Our search for Tutankhamun's mother and wife focused on four unidentified females. Two of these, nicknamed the "Elder Lady" and the "Younger Lady," had been discovered in 1898, unwrapped and casually laid on the floor of a side chamber in the tomb of Amenhotep II (KV35), evidently hidden there by priests after the end of the New Kingdom, around 1000 B.C. The other two anonymous females were from a small tomb (KV21) in the Valley of the Kings. The architecture of this tomb suggests a date in the 18th dynasty, and both mummies hold their left fist against their chest in what is generally interpreted as a queenly pose.
Finally, we would attempt to obtain DNA from the fetuses in Tutankhamun's tomb—not a promising prospect given the extremely poor condition of these mummies. But if we succeeded, we might be able to fill in the missing pieces to a royal puzzle extending over five generations.
To obtain workable samples, the geneticists extracted tissue from several different locations in each mummy, always from deep within the bone, where there was no chance the specimen would be contaminated by the DNA of previous archaeologists—or of the Egyptian priests who had performed the mummification. Extreme care was also taken to avoid any contamination by the researchers themselves. After the samples were extracted, the DNA had to be separated from unwanted substances, including the unguents and resins the priests had used to preserve the bodies. Since the embalming material varied with each mummy, so did the steps needed to purify the DNA. In each case the fragile material could be destroyed at every step.

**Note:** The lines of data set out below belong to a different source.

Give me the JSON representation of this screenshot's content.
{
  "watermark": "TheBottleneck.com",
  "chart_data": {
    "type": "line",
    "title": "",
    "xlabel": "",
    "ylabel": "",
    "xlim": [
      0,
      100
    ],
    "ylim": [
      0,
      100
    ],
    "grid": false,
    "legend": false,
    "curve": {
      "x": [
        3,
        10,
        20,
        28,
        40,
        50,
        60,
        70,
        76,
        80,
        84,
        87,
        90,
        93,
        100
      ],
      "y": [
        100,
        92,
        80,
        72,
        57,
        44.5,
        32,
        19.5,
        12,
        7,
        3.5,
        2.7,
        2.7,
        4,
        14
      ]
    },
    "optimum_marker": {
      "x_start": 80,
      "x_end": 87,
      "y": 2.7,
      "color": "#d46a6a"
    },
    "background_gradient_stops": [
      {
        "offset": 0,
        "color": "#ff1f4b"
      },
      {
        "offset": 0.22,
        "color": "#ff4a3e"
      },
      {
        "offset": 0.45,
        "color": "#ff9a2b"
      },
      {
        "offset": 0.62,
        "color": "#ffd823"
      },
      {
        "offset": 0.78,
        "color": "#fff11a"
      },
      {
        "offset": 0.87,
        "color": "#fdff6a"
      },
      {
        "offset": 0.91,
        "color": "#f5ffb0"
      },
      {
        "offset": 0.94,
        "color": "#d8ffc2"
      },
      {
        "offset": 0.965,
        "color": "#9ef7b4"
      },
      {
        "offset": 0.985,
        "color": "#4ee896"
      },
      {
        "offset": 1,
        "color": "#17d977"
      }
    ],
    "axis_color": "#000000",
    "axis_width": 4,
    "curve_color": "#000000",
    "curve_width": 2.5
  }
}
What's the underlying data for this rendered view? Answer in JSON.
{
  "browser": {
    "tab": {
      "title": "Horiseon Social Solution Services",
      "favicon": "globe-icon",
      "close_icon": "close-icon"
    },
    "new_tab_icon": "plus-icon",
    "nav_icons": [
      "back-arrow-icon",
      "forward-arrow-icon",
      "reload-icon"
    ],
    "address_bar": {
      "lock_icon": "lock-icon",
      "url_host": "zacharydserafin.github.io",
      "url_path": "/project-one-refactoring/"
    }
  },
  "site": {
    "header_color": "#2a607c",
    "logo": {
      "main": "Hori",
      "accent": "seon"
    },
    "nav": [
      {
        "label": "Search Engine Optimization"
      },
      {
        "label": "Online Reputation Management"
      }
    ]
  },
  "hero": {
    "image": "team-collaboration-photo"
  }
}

At the center of the study was Tutankhamun himself. If the extraction and isolation succeeded, his DNA would be captured in a clear liquid solution, ready to be analyzed. To our dismay, however, the initial solutions turned out a murky black. Six months of hard work were required to figure out how to remove the contaminant—some still unidentified product of the mummification process—and obtain a sample ready for amplifying and sequencing.